Some lawyers basic in states with payday bans, like nyc and western Virginia, have actually sued lenders that are individual focusing on residents within their states. A 2009 settlement by then-Attorney General Andrew Cuomo with two out-of-state online loan providers had been among the cases that are few force loan providers which will make restitution to scammed borrowers вЂ” 14,000 of those. Nevertheless the lenders just resurfaced in certain other type.

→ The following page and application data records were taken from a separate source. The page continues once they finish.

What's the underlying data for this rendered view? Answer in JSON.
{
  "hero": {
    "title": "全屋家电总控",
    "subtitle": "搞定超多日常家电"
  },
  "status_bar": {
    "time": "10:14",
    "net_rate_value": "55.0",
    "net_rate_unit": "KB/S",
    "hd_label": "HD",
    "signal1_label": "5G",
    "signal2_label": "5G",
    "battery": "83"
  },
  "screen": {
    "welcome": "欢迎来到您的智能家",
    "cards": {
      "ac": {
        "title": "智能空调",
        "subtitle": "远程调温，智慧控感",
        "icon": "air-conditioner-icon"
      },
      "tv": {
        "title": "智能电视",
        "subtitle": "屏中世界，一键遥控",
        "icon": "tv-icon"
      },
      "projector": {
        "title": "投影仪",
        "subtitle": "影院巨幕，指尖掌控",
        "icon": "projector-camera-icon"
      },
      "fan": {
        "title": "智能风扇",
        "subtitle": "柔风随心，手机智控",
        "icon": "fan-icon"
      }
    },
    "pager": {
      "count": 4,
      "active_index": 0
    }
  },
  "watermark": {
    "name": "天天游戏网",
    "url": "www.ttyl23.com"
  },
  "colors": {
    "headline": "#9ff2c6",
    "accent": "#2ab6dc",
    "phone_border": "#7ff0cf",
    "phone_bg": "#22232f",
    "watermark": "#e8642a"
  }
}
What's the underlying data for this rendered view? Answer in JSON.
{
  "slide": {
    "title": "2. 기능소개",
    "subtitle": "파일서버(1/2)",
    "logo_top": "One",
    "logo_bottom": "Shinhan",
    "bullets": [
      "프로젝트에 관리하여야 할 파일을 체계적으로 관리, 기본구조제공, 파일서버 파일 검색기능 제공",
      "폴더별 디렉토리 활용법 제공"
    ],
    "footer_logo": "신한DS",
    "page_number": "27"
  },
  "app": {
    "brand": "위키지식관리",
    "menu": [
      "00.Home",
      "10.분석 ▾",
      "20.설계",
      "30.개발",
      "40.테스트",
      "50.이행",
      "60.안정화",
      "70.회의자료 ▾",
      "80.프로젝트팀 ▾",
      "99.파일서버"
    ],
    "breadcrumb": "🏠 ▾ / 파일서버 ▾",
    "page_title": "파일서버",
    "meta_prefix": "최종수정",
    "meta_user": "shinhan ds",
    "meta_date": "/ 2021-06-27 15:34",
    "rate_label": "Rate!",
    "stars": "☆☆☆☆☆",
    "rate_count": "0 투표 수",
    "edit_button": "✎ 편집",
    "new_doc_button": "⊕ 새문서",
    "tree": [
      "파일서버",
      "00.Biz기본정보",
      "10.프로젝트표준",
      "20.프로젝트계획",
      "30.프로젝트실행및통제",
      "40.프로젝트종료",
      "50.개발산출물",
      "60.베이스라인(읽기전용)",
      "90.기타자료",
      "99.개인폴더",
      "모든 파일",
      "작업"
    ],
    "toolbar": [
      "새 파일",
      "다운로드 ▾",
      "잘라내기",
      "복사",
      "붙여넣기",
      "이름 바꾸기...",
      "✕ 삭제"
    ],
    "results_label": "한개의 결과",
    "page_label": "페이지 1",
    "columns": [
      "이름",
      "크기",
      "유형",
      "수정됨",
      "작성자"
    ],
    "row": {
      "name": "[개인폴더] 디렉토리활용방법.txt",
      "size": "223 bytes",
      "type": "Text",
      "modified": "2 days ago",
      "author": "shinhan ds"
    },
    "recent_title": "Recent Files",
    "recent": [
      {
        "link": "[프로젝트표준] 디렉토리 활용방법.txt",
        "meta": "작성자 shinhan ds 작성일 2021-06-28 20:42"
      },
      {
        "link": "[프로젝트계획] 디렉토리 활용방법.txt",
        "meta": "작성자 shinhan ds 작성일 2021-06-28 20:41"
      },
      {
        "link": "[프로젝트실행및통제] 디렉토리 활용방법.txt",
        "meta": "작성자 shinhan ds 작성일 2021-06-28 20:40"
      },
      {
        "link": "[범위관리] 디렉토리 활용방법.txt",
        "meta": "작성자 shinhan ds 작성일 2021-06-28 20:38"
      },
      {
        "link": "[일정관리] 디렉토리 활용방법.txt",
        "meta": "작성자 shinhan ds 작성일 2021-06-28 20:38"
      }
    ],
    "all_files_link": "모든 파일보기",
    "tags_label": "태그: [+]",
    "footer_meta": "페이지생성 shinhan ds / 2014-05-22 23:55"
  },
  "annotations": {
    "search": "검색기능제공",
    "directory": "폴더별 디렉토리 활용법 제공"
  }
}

Richard Cordray, chief associated with the brand brand new customer Financial Protection Bureau, has pledged to pay attention to the industry and held a hearing that is public payday lending last January in Birmingham, Alabama. Yet he has been mum on brand brand brand new enforcement plans because the bureau that is politically besieged it sights on more traditional items such as for example mortgages, charge cards and figuratively speaking.
But could the Federal Trade Commission visited the rescue?
Created in 1913, the FTC has watched the CFPB take a number of its thunder, nonetheless it might be from the verge of not merely keeping these lenders accountable but additionally perhaps shutting them down.
The FTC started cyberspace that is suing about 5 years ago in a flurry of instances, mostly linked to fraudulence or failure to reveal loan terms. Sites included deceptively labeled buttons that led you to falsely advertised services and products. One incorrect move with your mouse and you simply paid $54.95 for a debit card by having a zero stability whenever you thought you had been getting a quick payday loan, witness FTC vs. Swish Marketing 2 . Perhaps one of the most spectacular examples may be the FTCвЂ™s suit that is recent call facilities in Asia, such as for example United states Credit Crunchers, LLC 3 , that harassed people to settle online payday advances they’d never ever also taken away вЂ” often even threatening individuals with arrest. The FTC alleged that the defendants fraudulently obtained a lot more than $5.2 million in re payments on these loans that are phantom.